A research study published in December 2012 sheds some light on a phenomenon we see often …
A patient has elevated TSH but normal T4 and T3.
If that person also has symptoms of fatigue do they have hypothyroidism?
By standard definition any elevation of TSH indicates hypothyroidism. Usually this elevated level of TSH corresponds with a decrease in T4. That is the way it normally works in the body.
In this case it may not be a thyroid problem at all.
One of the things we look at in all our patients is dysglycemia (abnormal blood sugar).
Many thyroid patients have undiagnosed pre-diabetes and as this newly published article points out, pre-diabetes can lead to elevations in TSH.
And guess what?
Pre-diabetes causes many of the same symptoms as low thyroid.
So most patients that go to the doctor with fatigue and the doctor sees elevated TSH then they immediately get put on thyroid hormone.
The underlying blood sugar problem never gets fully investigated and the patient continues to suffer with symptoms because a lab marker was treated and not the patient.

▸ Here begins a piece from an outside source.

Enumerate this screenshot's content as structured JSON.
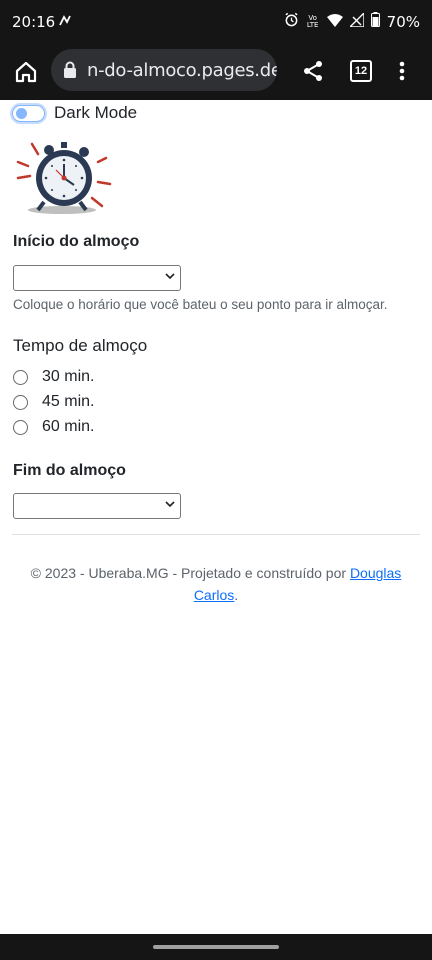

That is why we take a whole person approach and make sure we understand the problems and mechanisms so we can help our patients feel and function well.